Rangers' Byrd using products from Conte

Rangers center fielder Marlon Byrd said Wednesday he has been using supplements supplied by Victor Conte, the founder and former president of the Bay Area Co-Operative Laboratory (BALCO) and a central figure in the ongoing story surrounding performance-enhancing drugs in baseball and other sports.

According to a report on Yahoo! Sports, Byrd reached out to Conte in January 2008 and has been using "a variety of pills and powders" supplied by Conte's new company for more than a year.

Drug Policy in Baseball

"He keeps me right," Byrd said when asked after Wednesday's game about the relationship. "He keeps me healthy. I'm sick and tired of going to GNC and taking a chance. There are guys going into GNC and getting 50-game suspensions."

Byrd also said that the substances he uses are approved by Major League Baseball and NSF Sport, the international public health company that works with MLB to provide lists of approved substances. "Everything I use is approved," he said. "Everything."

MLB officials have not commented on whether the substances are approved.

Rangers general manager Jon Daniels said the club has a clear policy when it comes to supplements or other products players take.

"I haven't talked to Marlon but we provide and recommend only NSF approved products and we recommend our players take those," Daniels said. "We prefer all our players to do that. Ultimately they are held accountable to the MLB testing system and not taking only NSF approved products is at your own risk."

Conte became a national figure after BALCO was raided by federal authorities in September 2003. Conte later served four months in prison and four months of home confinement after pleading guilty to money laundering and a steroid distribution charge, and dozens of other charges were dropped as part of his plea deal. All-time Major League home run leader Barry Bonds is currently on trial for making false statements to a grand jury that nearly five years ago investigated BALCO for money laundering and the illicit sales of performance-enhancing drugs. Jason Giambi and Gary Sheffield are among other baseball players who testified during grand jury proceedings relating to BALCO.

Conte's business is now called SNAC, which stands for Scientific Nutrition for Advanced Conditioning. The Yahoo article said Byrd contacted Conte after seeing his company's Web site, and began receiving numerous SNAC products, having some sent to the Rangers' Spring Training facility in Surprise, Ariz., as well as the team's clubhouse in Arlington.

"Marlon was working with a doctor, doing blood testing, a fairly sophisticated regimen," Conte told Yahoo. "He faxed me the blood results and nutritional program. I told him, 'You are taking a bite of this and a bite of that. I'll teach you how to sit down and have a feast.'"

Byrd, 31, is batting .283 with four homers and 32 RBIs this season, his third with the Rangers and seventh full season in the Majors.
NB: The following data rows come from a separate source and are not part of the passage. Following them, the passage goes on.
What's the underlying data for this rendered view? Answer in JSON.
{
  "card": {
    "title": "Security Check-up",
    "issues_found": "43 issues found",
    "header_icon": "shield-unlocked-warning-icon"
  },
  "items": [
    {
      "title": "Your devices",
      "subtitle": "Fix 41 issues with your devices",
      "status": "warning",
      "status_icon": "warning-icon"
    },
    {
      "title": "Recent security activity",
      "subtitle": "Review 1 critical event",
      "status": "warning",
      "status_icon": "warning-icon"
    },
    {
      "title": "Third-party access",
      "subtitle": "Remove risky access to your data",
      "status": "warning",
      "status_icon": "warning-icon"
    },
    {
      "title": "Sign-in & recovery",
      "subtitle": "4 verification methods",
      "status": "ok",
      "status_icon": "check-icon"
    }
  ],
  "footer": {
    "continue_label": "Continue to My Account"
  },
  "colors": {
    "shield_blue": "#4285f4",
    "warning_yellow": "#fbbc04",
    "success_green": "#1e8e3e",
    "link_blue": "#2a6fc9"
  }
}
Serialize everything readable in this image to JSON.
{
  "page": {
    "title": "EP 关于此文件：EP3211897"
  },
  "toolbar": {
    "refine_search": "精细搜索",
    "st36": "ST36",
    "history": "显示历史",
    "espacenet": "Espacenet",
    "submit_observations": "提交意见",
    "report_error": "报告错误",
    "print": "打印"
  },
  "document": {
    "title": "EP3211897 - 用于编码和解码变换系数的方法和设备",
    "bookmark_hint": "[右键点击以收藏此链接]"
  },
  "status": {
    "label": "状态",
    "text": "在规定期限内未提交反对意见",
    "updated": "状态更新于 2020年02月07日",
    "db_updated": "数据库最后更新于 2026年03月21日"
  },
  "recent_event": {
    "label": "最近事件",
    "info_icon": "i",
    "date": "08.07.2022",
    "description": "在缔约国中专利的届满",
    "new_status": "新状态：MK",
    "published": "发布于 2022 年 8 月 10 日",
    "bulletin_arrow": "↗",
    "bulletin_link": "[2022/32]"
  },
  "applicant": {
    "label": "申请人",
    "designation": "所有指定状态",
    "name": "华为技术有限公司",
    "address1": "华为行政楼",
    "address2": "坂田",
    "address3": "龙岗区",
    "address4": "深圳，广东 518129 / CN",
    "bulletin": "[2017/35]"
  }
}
John Schlegel is a reporter for MLB.com and writes an MLBlog, The Grind. MLB.com reporter T.R. Sullivan contributed to this report. This story was not subject to the approval of Major League Baseball or its clubs.